WASHINGTON (Reuters) – The number of Americans filing for the first time for unemployment benefits increased last week, confirming a weakening in labor market conditions as a worsening COVID-19 pandemic disrupts restaurant operations. and in other activities.
The larger-than-expected increase in weekly jobless claims reported Thursday by the Department of Labor was seen by some economists as being driven by the recent renewal of supplementary unemployment benefits, but still increased the risk of further job losses in January after the collapse of non-farm payrolls. December for the first time in eight months.
A stalled labor market recovery could put pressure on the new Biden administration for a broader aid package. Joe Biden will take over from President Donald Trump next Wednesday. Thursday is expected to propose a stimulus of up to $ 2 trillion. The government approved nearly $ 900 billion in additional aid at the end of December.
“The economy clearly needs further support from Washington because right now the rise in jobless claims tells us that the recovery in the labor market has stalled and the direction is completely down, “said Chris Rupkey, chief economist at MUFG in New York.
Initial claims for state unemployment benefits increased from 181,000 to 965,000 seasonally adjusted for the week ending January 9, the highest since late August. Economists interviewed by Reuters had forecast 795,000 questions in the past week.
Unadjusted receivables increased by 231,335 to 1,151 million last week. Economists prefer the unadjusted number due to previous difficulties in adjusting the claims data for seasonal fluctuations due to the economic shock caused by the pandemic. Including a government-funded program for self-employed, gig workers, and others who don’t qualify for regular state unemployment programs, 1.4 million people applied last week.
Federal Reserve Chairman Jerome Powell said on Thursday the economy is far off from the US central bank’s inflation and employment targets. Powell said at a web symposium with Princeton University that it was too early for the Fed to talk about changing its monthly bond purchases, part of a series of measures it has implemented to help the economy.
Wall Street shares were trading higher. The dollar fell against a basket of currencies. US Treasury prices were lower.
MORE RIGOROUS MEASURES
The surge in claims last week likely also reflected people re-applying for benefits following the government’s renewal of a $ 300 unemployment supplement through March 14 as part of the latest stimulus package. Government-funded programs for self-employed, giant workers, and others who don’t qualify for state unemployment programs, as well as those who have run out of benefits, have also been extended.

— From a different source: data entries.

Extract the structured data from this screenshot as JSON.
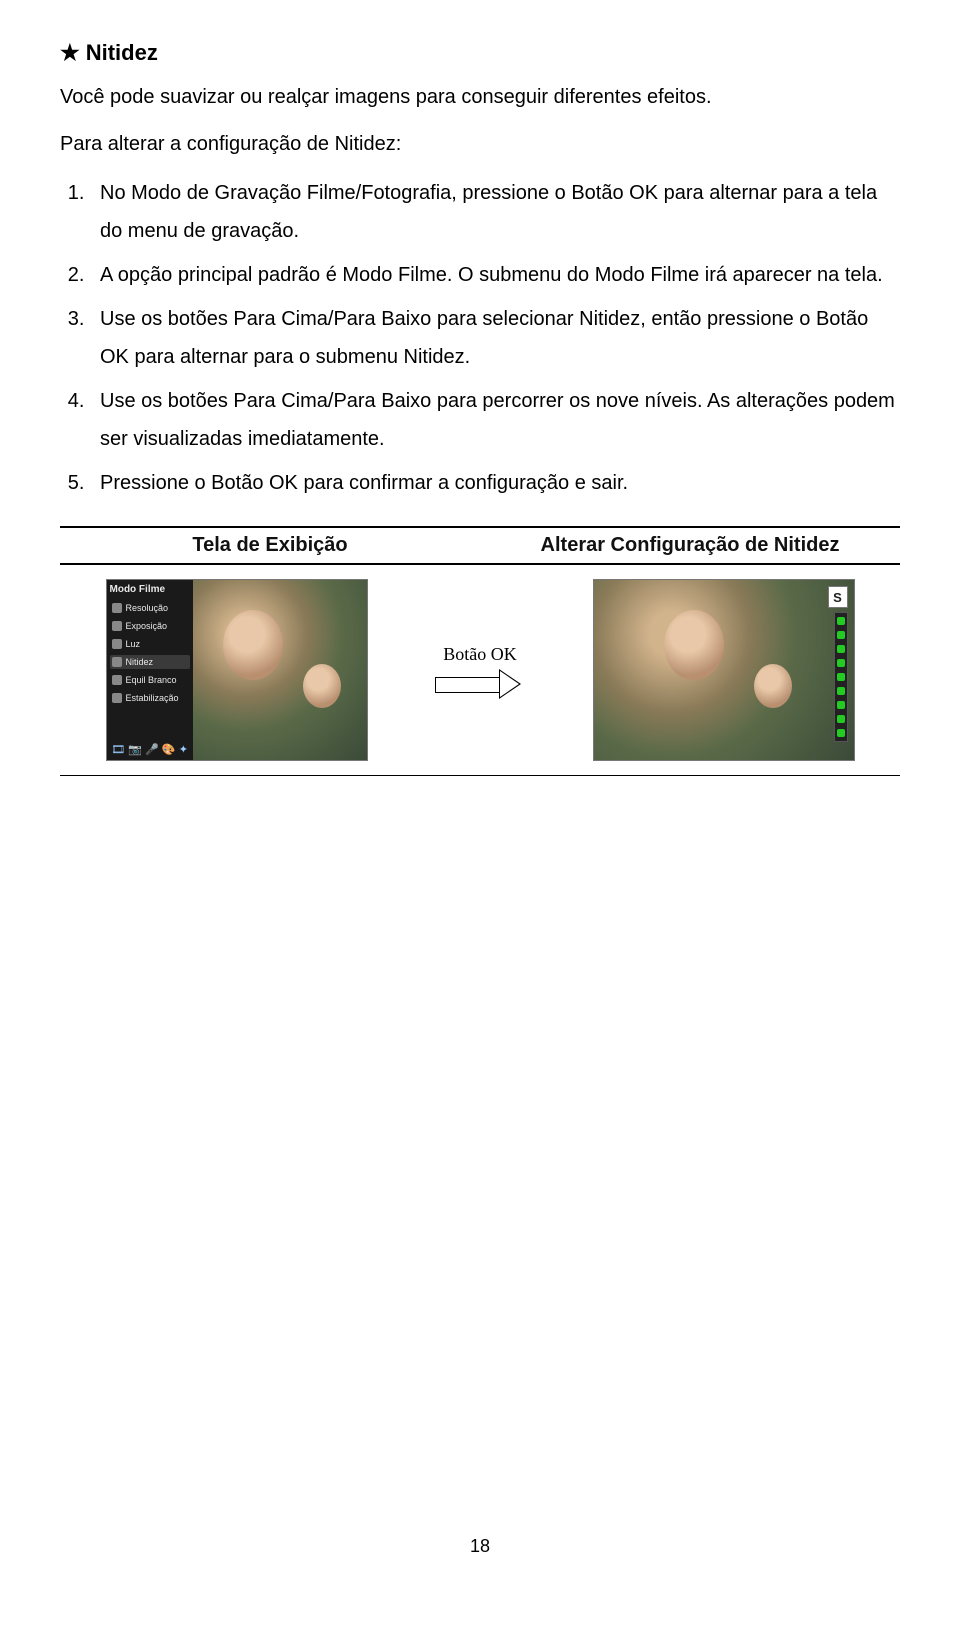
{
  "title": "Nitidez",
  "intro": "Você pode suavizar ou realçar imagens para conseguir diferentes efeitos.",
  "lead": "Para alterar a configuração de Nitidez:",
  "steps": [
    "No Modo de Gravação Filme/Fotografia, pressione o Botão OK para alternar para a tela do menu de gravação.",
    "A opção principal padrão é Modo Filme. O submenu do Modo Filme irá aparecer na tela.",
    "Use os botões Para Cima/Para Baixo para selecionar Nitidez, então pressione o Botão OK para alternar para o submenu Nitidez.",
    "Use os botões Para Cima/Para Baixo para percorrer os nove níveis. As alterações podem ser visualizadas imediatamente.",
    "Pressione o Botão OK para confirmar a configuração e sair."
  ],
  "table": {
    "col1": "Tela de Exibição",
    "col2": "Alterar Configuração de Nitidez"
  },
  "menu": {
    "title": "Modo Filme",
    "items": [
      "Resolução",
      "Exposição",
      "Luz",
      "Nitidez",
      "Equil Branco",
      "Estabilização"
    ],
    "active_index": 3
  },
  "arrow_label": "Botão OK",
  "badge": "S",
  "page_number": "18"
}
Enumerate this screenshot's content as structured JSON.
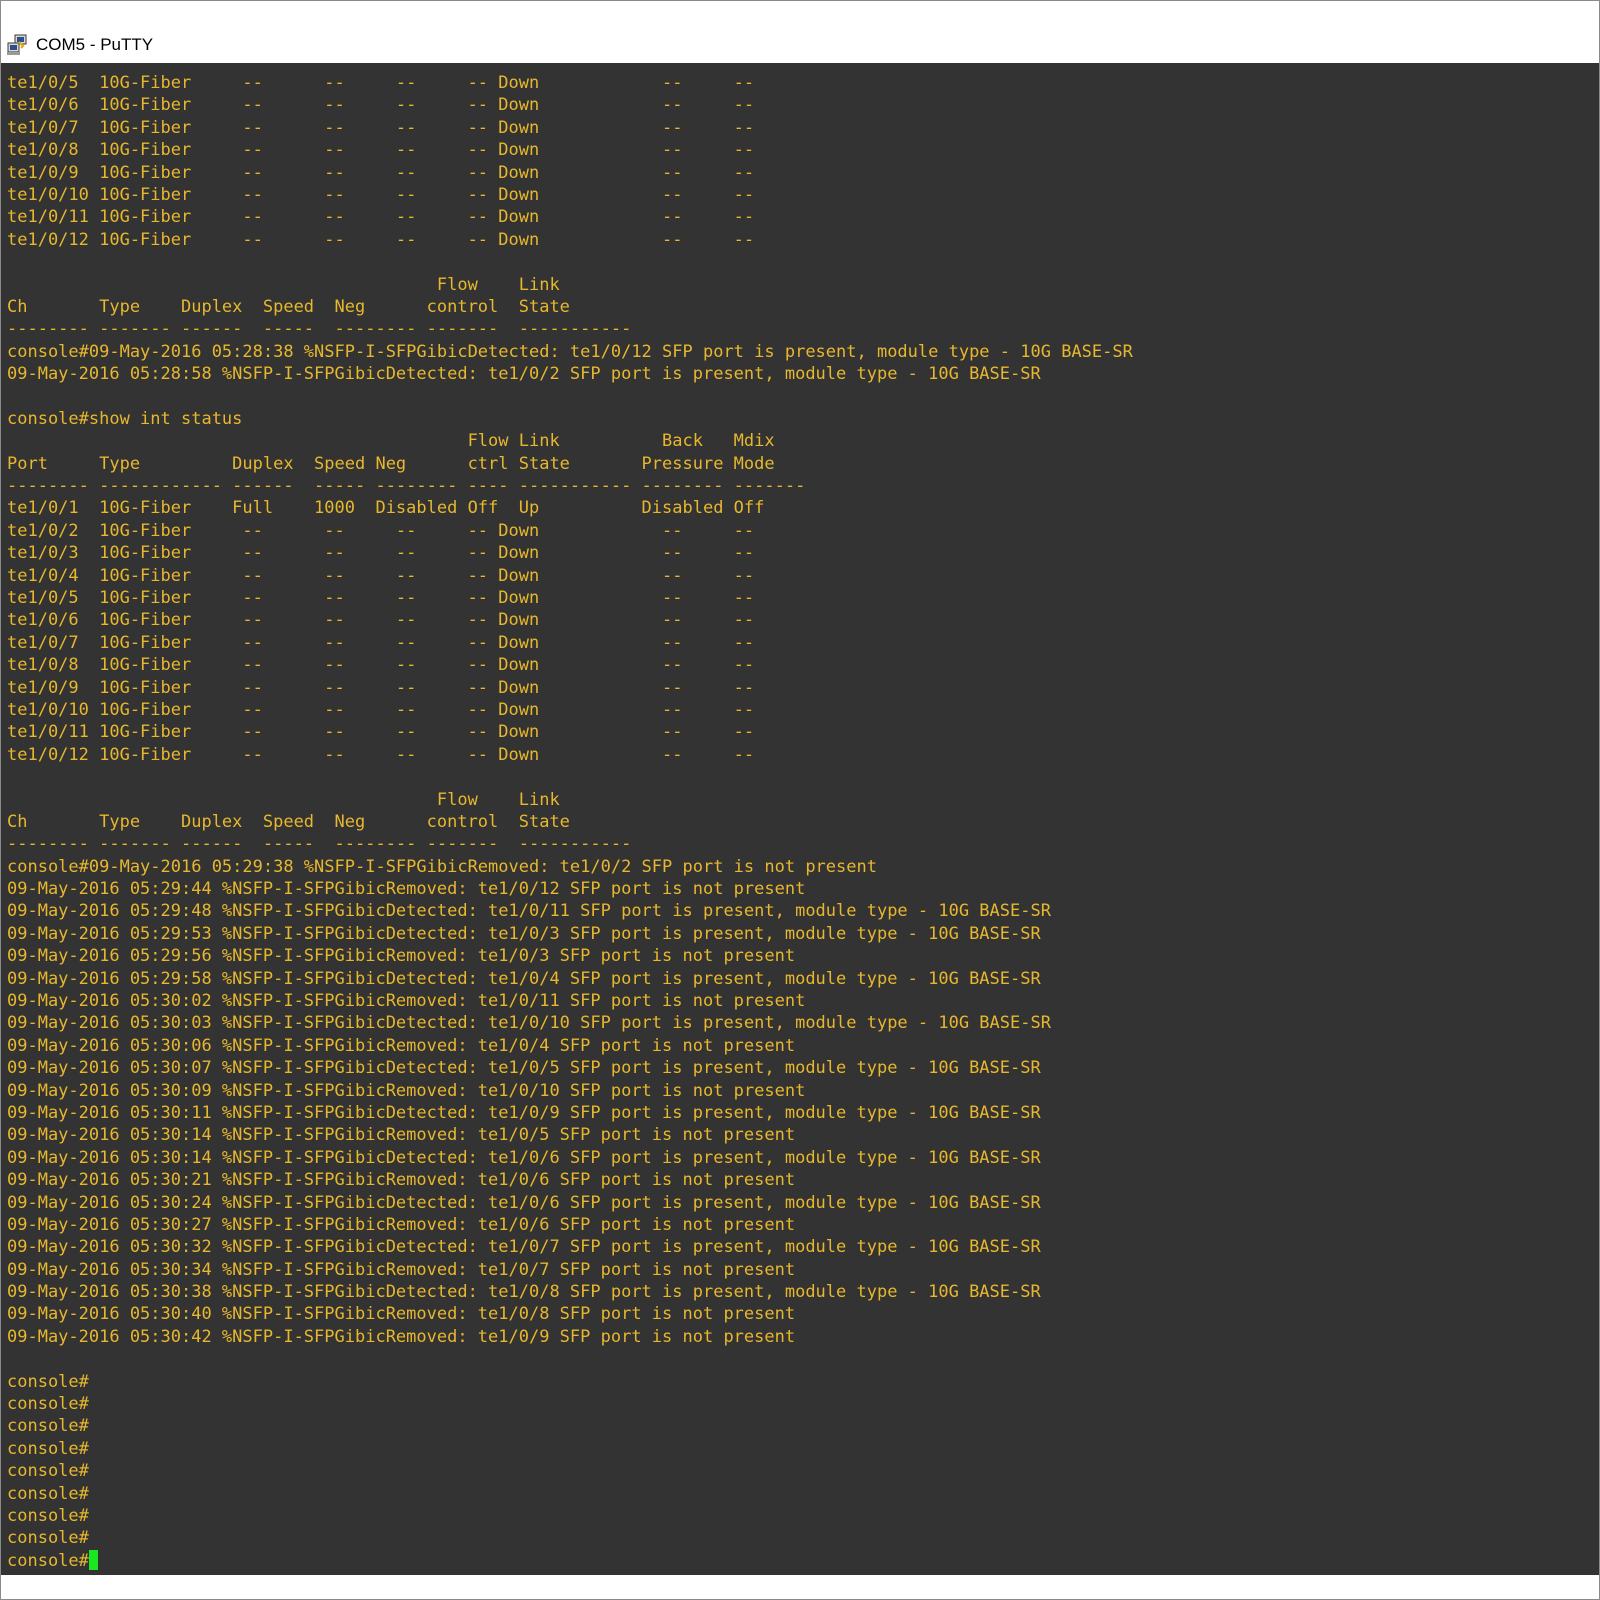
{
  "window": {
    "title": "COM5 - PuTTY",
    "app_icon": "putty-icon"
  },
  "colors": {
    "terminal_background": "#333333",
    "terminal_text": "#e7b72e",
    "cursor": "#19e81f",
    "titlebar": "#ffffff"
  },
  "terminal": {
    "lines": [
      "te1/0/5  10G-Fiber     --      --     --     -- Down            --     --",
      "te1/0/6  10G-Fiber     --      --     --     -- Down            --     --",
      "te1/0/7  10G-Fiber     --      --     --     -- Down            --     --",
      "te1/0/8  10G-Fiber     --      --     --     -- Down            --     --",
      "te1/0/9  10G-Fiber     --      --     --     -- Down            --     --",
      "te1/0/10 10G-Fiber     --      --     --     -- Down            --     --",
      "te1/0/11 10G-Fiber     --      --     --     -- Down            --     --",
      "te1/0/12 10G-Fiber     --      --     --     -- Down            --     --",
      "",
      "                                          Flow    Link",
      "Ch       Type    Duplex  Speed  Neg      control  State",
      "-------- ------- ------  -----  -------- -------  -----------",
      "console#09-May-2016 05:28:38 %NSFP-I-SFPGibicDetected: te1/0/12 SFP port is present, module type - 10G BASE-SR",
      "09-May-2016 05:28:58 %NSFP-I-SFPGibicDetected: te1/0/2 SFP port is present, module type - 10G BASE-SR",
      "",
      "console#show int status",
      "                                             Flow Link          Back   Mdix",
      "Port     Type         Duplex  Speed Neg      ctrl State       Pressure Mode",
      "-------- ------------ ------  ----- -------- ---- ----------- -------- -------",
      "te1/0/1  10G-Fiber    Full    1000  Disabled Off  Up          Disabled Off",
      "te1/0/2  10G-Fiber     --      --     --     -- Down            --     --",
      "te1/0/3  10G-Fiber     --      --     --     -- Down            --     --",
      "te1/0/4  10G-Fiber     --      --     --     -- Down            --     --",
      "te1/0/5  10G-Fiber     --      --     --     -- Down            --     --",
      "te1/0/6  10G-Fiber     --      --     --     -- Down            --     --",
      "te1/0/7  10G-Fiber     --      --     --     -- Down            --     --",
      "te1/0/8  10G-Fiber     --      --     --     -- Down            --     --",
      "te1/0/9  10G-Fiber     --      --     --     -- Down            --     --",
      "te1/0/10 10G-Fiber     --      --     --     -- Down            --     --",
      "te1/0/11 10G-Fiber     --      --     --     -- Down            --     --",
      "te1/0/12 10G-Fiber     --      --     --     -- Down            --     --",
      "",
      "                                          Flow    Link",
      "Ch       Type    Duplex  Speed  Neg      control  State",
      "-------- ------- ------  -----  -------- -------  -----------",
      "console#09-May-2016 05:29:38 %NSFP-I-SFPGibicRemoved: te1/0/2 SFP port is not present",
      "09-May-2016 05:29:44 %NSFP-I-SFPGibicRemoved: te1/0/12 SFP port is not present",
      "09-May-2016 05:29:48 %NSFP-I-SFPGibicDetected: te1/0/11 SFP port is present, module type - 10G BASE-SR",
      "09-May-2016 05:29:53 %NSFP-I-SFPGibicDetected: te1/0/3 SFP port is present, module type - 10G BASE-SR",
      "09-May-2016 05:29:56 %NSFP-I-SFPGibicRemoved: te1/0/3 SFP port is not present",
      "09-May-2016 05:29:58 %NSFP-I-SFPGibicDetected: te1/0/4 SFP port is present, module type - 10G BASE-SR",
      "09-May-2016 05:30:02 %NSFP-I-SFPGibicRemoved: te1/0/11 SFP port is not present",
      "09-May-2016 05:30:03 %NSFP-I-SFPGibicDetected: te1/0/10 SFP port is present, module type - 10G BASE-SR",
      "09-May-2016 05:30:06 %NSFP-I-SFPGibicRemoved: te1/0/4 SFP port is not present",
      "09-May-2016 05:30:07 %NSFP-I-SFPGibicDetected: te1/0/5 SFP port is present, module type - 10G BASE-SR",
      "09-May-2016 05:30:09 %NSFP-I-SFPGibicRemoved: te1/0/10 SFP port is not present",
      "09-May-2016 05:30:11 %NSFP-I-SFPGibicDetected: te1/0/9 SFP port is present, module type - 10G BASE-SR",
      "09-May-2016 05:30:14 %NSFP-I-SFPGibicRemoved: te1/0/5 SFP port is not present",
      "09-May-2016 05:30:14 %NSFP-I-SFPGibicDetected: te1/0/6 SFP port is present, module type - 10G BASE-SR",
      "09-May-2016 05:30:21 %NSFP-I-SFPGibicRemoved: te1/0/6 SFP port is not present",
      "09-May-2016 05:30:24 %NSFP-I-SFPGibicDetected: te1/0/6 SFP port is present, module type - 10G BASE-SR",
      "09-May-2016 05:30:27 %NSFP-I-SFPGibicRemoved: te1/0/6 SFP port is not present",
      "09-May-2016 05:30:32 %NSFP-I-SFPGibicDetected: te1/0/7 SFP port is present, module type - 10G BASE-SR",
      "09-May-2016 05:30:34 %NSFP-I-SFPGibicRemoved: te1/0/7 SFP port is not present",
      "09-May-2016 05:30:38 %NSFP-I-SFPGibicDetected: te1/0/8 SFP port is present, module type - 10G BASE-SR",
      "09-May-2016 05:30:40 %NSFP-I-SFPGibicRemoved: te1/0/8 SFP port is not present",
      "09-May-2016 05:30:42 %NSFP-I-SFPGibicRemoved: te1/0/9 SFP port is not present",
      "",
      "console#",
      "console#",
      "console#",
      "console#",
      "console#",
      "console#",
      "console#",
      "console#"
    ],
    "prompt": "console#"
  }
}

“Not all people eligible for unemployment assistance actually apply for benefits, and the additional payments add an incentive to apply for benefits,” said Nancy Vanden Houten, chief US economist at Oxford Economics in New York.

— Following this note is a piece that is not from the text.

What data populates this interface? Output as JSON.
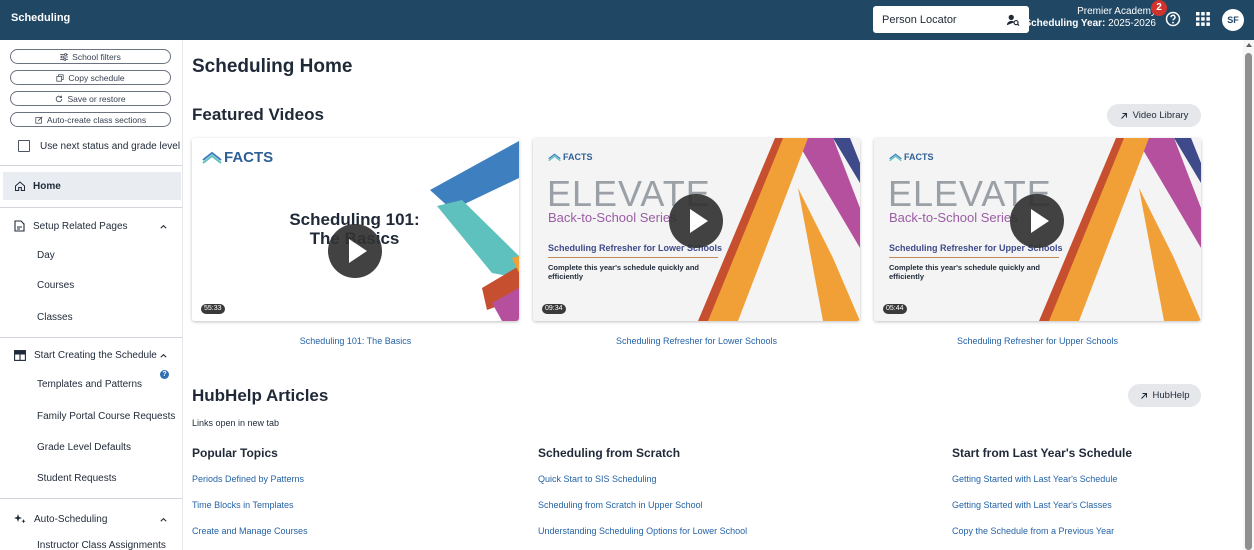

Authorities in many states have banned indoor meals to slow the spread of the coronavirus. The economy lost jobs in December for the first time in eight months.
The Federal Reserve’s Beige Book Report on Anecdotal Information on Business Activity Collected from nationwide contacts in early January showed Wednesday that “contacts in the leisure and hospitality sectors have reported new job cuts due to tougher containment measures.”
The central bank also noted that the coronavirus resurgence was causing staff shortages in the manufacturing, construction and transportation sectors. The virus infected more than 22.5 million people in the United States and killed over 376,188, the majority of any country.
Although jobless claims fell from a record 6.867 million in March, remain above their peak of 665,000 during the 2007-09 Great Recession. Economists say it could take several years for the labor market to recover from the pandemic.
The claims report showed that the number of people receiving benefits after a first week of aid increased from 199,000 to 5.271 million during the week ending January 2. At least 18.4 million were on unemployment benefits across all programs as of late December.
Stress on the labor market could curb inflation amid signs of rising price pressures. On Thursday, the Department of Labor said in a separate report that import prices rose 0.9% in December after rising 0.2% in November. Import prices have been stimulated by the increase in energy prices and the recent weakness of the dollar.
Economists had predicted import prices, which exclude tariffs, to accelerate by 0.7% in December. In the 12 months to December, import prices fell 0.3% after dropping 1.0% in November.
“Prices are filtering higher, but with the labor market no longer improving, inflation is unlikely to affect the economy,” said Joel Naroff, chief economist at Naroff Economics in the Netherlands, Pennsylvania.
Reporting by Lucia Mutikani; Editing by Chizu Nomiyama and Andrea Ricci